# [Task requirements]
Wherever a picture appears, leave it out; set down everything else in the records exactly.
################
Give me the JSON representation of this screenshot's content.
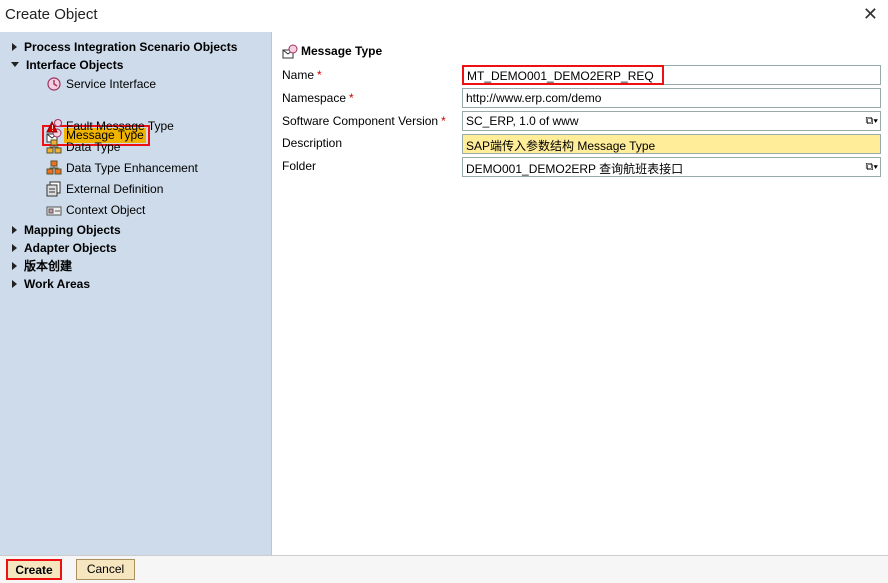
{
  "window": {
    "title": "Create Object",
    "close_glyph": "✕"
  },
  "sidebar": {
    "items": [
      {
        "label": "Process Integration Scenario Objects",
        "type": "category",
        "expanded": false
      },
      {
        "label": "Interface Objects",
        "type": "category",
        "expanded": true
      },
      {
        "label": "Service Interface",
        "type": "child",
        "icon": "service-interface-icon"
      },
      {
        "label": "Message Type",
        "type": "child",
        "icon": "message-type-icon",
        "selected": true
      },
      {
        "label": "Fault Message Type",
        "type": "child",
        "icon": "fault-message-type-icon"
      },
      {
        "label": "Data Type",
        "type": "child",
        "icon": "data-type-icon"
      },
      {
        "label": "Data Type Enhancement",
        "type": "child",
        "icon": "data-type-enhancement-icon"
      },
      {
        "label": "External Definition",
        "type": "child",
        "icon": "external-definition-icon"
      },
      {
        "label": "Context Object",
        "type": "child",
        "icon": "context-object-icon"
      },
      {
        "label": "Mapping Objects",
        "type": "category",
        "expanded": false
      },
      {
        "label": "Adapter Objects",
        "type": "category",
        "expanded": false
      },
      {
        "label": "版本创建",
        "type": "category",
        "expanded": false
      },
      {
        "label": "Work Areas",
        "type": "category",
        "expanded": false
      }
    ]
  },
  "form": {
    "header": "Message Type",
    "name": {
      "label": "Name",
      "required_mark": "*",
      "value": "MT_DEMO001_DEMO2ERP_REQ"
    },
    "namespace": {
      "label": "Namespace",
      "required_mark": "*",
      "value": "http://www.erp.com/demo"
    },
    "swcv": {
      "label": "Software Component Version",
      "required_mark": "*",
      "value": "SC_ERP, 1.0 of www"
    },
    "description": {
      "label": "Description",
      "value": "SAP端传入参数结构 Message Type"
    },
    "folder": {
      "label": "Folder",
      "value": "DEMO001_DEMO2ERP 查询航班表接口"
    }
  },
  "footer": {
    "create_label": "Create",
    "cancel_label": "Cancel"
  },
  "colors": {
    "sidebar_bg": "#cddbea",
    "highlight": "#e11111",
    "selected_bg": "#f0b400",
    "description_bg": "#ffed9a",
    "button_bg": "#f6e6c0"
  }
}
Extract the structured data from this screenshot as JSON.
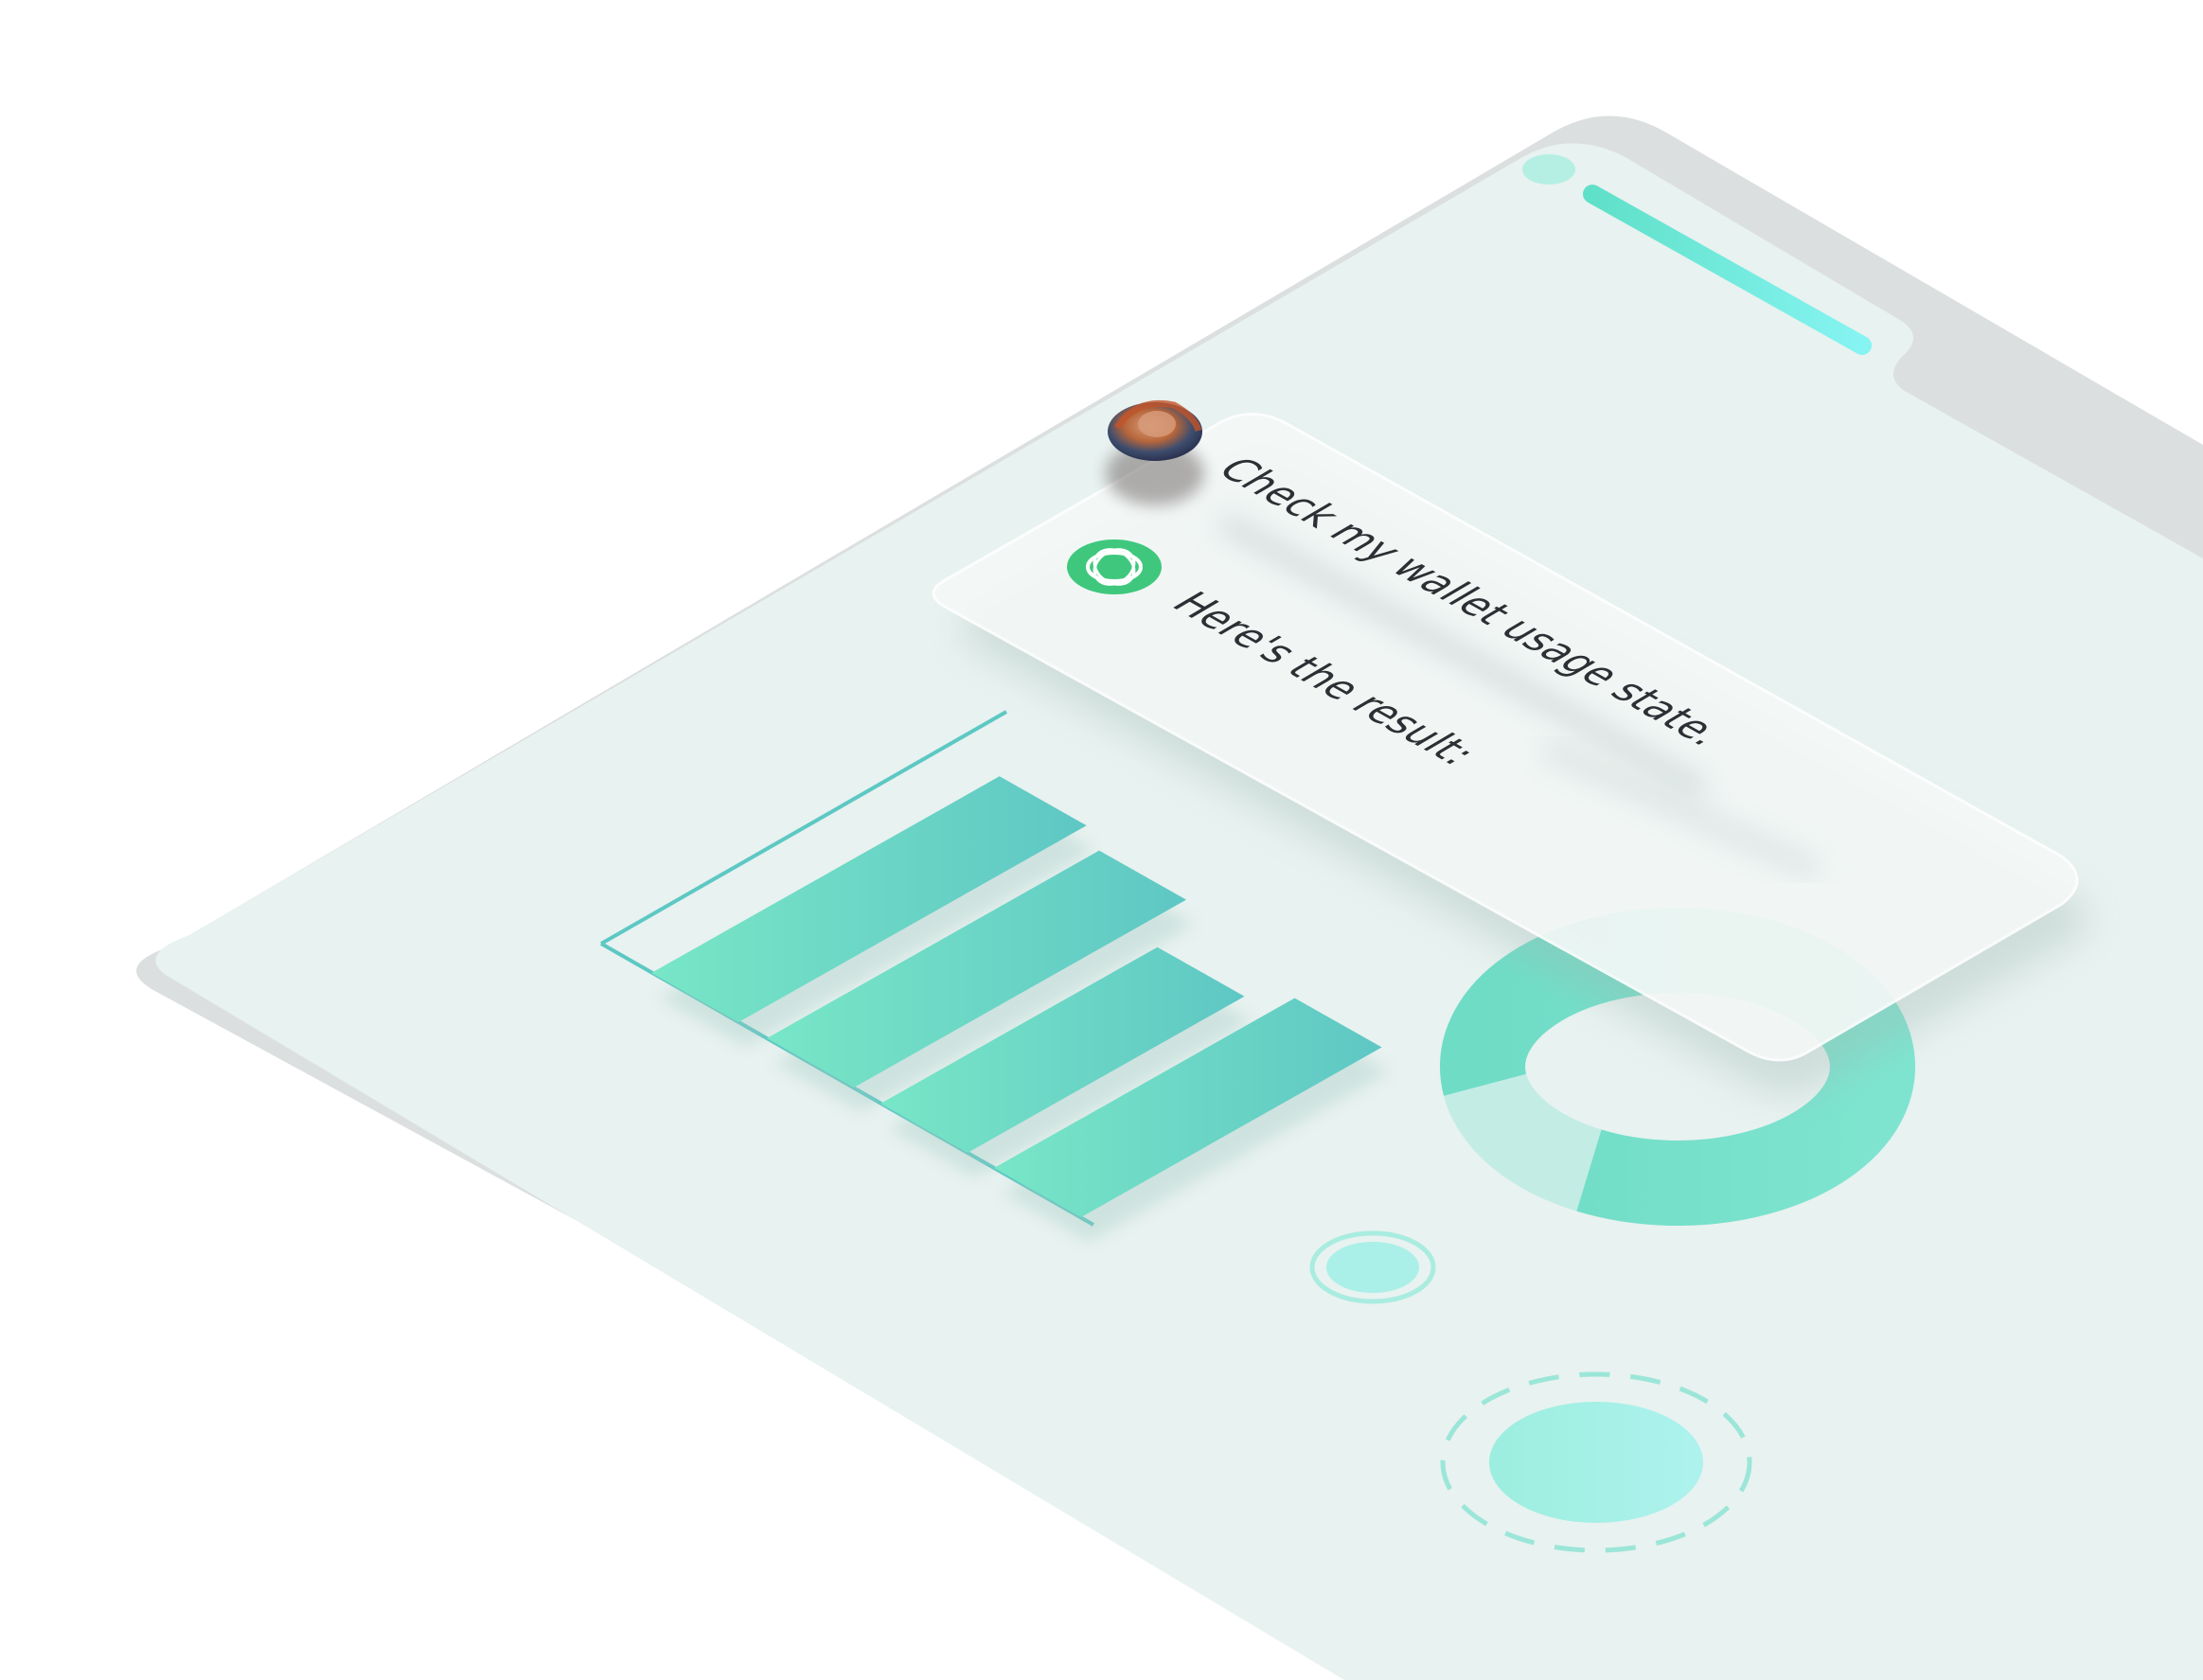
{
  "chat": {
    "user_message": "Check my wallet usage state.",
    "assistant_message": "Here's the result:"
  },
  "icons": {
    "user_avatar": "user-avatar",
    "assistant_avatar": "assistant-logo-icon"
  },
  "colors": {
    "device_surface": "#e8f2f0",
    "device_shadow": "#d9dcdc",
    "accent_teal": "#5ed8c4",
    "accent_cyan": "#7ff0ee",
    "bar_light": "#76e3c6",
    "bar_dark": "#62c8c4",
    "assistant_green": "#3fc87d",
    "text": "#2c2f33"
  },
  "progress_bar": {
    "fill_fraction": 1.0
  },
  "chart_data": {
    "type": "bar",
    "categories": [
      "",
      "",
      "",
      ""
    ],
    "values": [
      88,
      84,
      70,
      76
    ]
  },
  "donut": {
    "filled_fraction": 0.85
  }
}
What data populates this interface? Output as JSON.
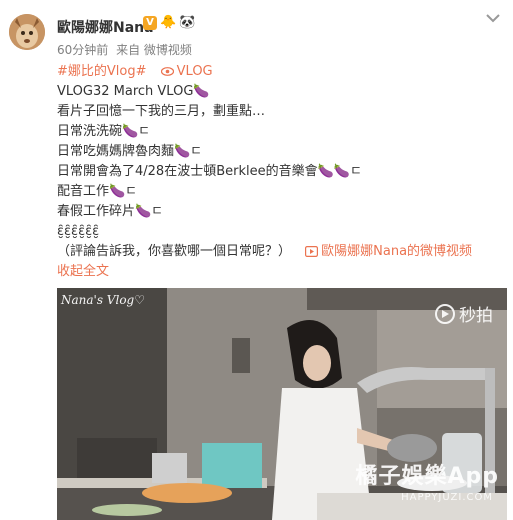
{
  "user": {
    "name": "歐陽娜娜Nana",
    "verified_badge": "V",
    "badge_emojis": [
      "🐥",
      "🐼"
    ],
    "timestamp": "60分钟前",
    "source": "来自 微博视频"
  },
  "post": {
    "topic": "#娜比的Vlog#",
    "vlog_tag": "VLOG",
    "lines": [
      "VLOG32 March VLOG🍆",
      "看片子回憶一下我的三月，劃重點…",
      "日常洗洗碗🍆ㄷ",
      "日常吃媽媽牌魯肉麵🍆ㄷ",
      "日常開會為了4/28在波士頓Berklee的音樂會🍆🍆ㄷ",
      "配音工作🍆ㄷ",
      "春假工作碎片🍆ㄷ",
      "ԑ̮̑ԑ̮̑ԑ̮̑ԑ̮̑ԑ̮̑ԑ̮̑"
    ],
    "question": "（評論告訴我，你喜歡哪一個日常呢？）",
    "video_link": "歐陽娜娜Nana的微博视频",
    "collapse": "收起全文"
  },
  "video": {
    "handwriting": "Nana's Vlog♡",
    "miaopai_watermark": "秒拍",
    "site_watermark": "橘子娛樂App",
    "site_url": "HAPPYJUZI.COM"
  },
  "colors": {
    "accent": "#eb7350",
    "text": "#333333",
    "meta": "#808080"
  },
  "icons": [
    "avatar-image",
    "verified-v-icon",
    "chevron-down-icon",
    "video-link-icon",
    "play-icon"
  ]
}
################
# [Answer for this exercise]
Give me the JSON representation of this screenshot's content.
{
  "window": {
    "title": "Create Object",
    "close_glyph": "✕"
  },
  "sidebar": {
    "items": [
      {
        "label": "Process Integration Scenario Objects",
        "type": "category",
        "expanded": false
      },
      {
        "label": "Interface Objects",
        "type": "category",
        "expanded": true
      },
      {
        "label": "Service Interface",
        "type": "child",
        "icon": "service-interface-icon"
      },
      {
        "label": "Message Type",
        "type": "child",
        "icon": "message-type-icon",
        "selected": true
      },
      {
        "label": "Fault Message Type",
        "type": "child",
        "icon": "fault-message-type-icon"
      },
      {
        "label": "Data Type",
        "type": "child",
        "icon": "data-type-icon"
      },
      {
        "label": "Data Type Enhancement",
        "type": "child",
        "icon": "data-type-enhancement-icon"
      },
      {
        "label": "External Definition",
        "type": "child",
        "icon": "external-definition-icon"
      },
      {
        "label": "Context Object",
        "type": "child",
        "icon": "context-object-icon"
      },
      {
        "label": "Mapping Objects",
        "type": "category",
        "expanded": false
      },
      {
        "label": "Adapter Objects",
        "type": "category",
        "expanded": false
      },
      {
        "label": "版本创建",
        "type": "category",
        "expanded": false
      },
      {
        "label": "Work Areas",
        "type": "category",
        "expanded": false
      }
    ]
  },
  "form": {
    "header": "Message Type",
    "name": {
      "label": "Name",
      "required_mark": "*",
      "value": "MT_DEMO001_DEMO2ERP_REQ"
    },
    "namespace": {
      "label": "Namespace",
      "required_mark": "*",
      "value": "http://www.erp.com/demo"
    },
    "swcv": {
      "label": "Software Component Version",
      "required_mark": "*",
      "value": "SC_ERP, 1.0 of www"
    },
    "description": {
      "label": "Description",
      "value": "SAP端传入参数结构 Message Type"
    },
    "folder": {
      "label": "Folder",
      "value": "DEMO001_DEMO2ERP 查询航班表接口"
    }
  },
  "footer": {
    "create_label": "Create",
    "cancel_label": "Cancel"
  },
  "colors": {
    "sidebar_bg": "#cddbea",
    "highlight": "#e11111",
    "selected_bg": "#f0b400",
    "description_bg": "#ffed9a",
    "button_bg": "#f6e6c0"
  }
}
Extract the structured data from this screenshot as JSON.
{
  "chat": {
    "user_message": "Check my wallet usage state.",
    "assistant_message": "Here's the result:"
  },
  "icons": {
    "user_avatar": "user-avatar",
    "assistant_avatar": "assistant-logo-icon"
  },
  "colors": {
    "device_surface": "#e8f2f0",
    "device_shadow": "#d9dcdc",
    "accent_teal": "#5ed8c4",
    "accent_cyan": "#7ff0ee",
    "bar_light": "#76e3c6",
    "bar_dark": "#62c8c4",
    "assistant_green": "#3fc87d",
    "text": "#2c2f33"
  },
  "progress_bar": {
    "fill_fraction": 1.0
  },
  "chart_data": {
    "type": "bar",
    "categories": [
      "",
      "",
      "",
      ""
    ],
    "values": [
      88,
      84,
      70,
      76
    ]
  },
  "donut": {
    "filled_fraction": 0.85
  }
}
What data populates this interface? Output as JSON.
{
  "user": {
    "name": "歐陽娜娜Nana",
    "verified_badge": "V",
    "badge_emojis": [
      "🐥",
      "🐼"
    ],
    "timestamp": "60分钟前",
    "source": "来自 微博视频"
  },
  "post": {
    "topic": "#娜比的Vlog#",
    "vlog_tag": "VLOG",
    "lines": [
      "VLOG32 March VLOG🍆",
      "看片子回憶一下我的三月，劃重點…",
      "日常洗洗碗🍆ㄷ",
      "日常吃媽媽牌魯肉麵🍆ㄷ",
      "日常開會為了4/28在波士頓Berklee的音樂會🍆🍆ㄷ",
      "配音工作🍆ㄷ",
      "春假工作碎片🍆ㄷ",
      "ԑ̮̑ԑ̮̑ԑ̮̑ԑ̮̑ԑ̮̑ԑ̮̑"
    ],
    "question": "（評論告訴我，你喜歡哪一個日常呢？）",
    "video_link": "歐陽娜娜Nana的微博视频",
    "collapse": "收起全文"
  },
  "video": {
    "handwriting": "Nana's Vlog♡",
    "miaopai_watermark": "秒拍",
    "site_watermark": "橘子娛樂App",
    "site_url": "HAPPYJUZI.COM"
  },
  "colors": {
    "accent": "#eb7350",
    "text": "#333333",
    "meta": "#808080"
  },
  "icons": [
    "avatar-image",
    "verified-v-icon",
    "chevron-down-icon",
    "video-link-icon",
    "play-icon"
  ]
}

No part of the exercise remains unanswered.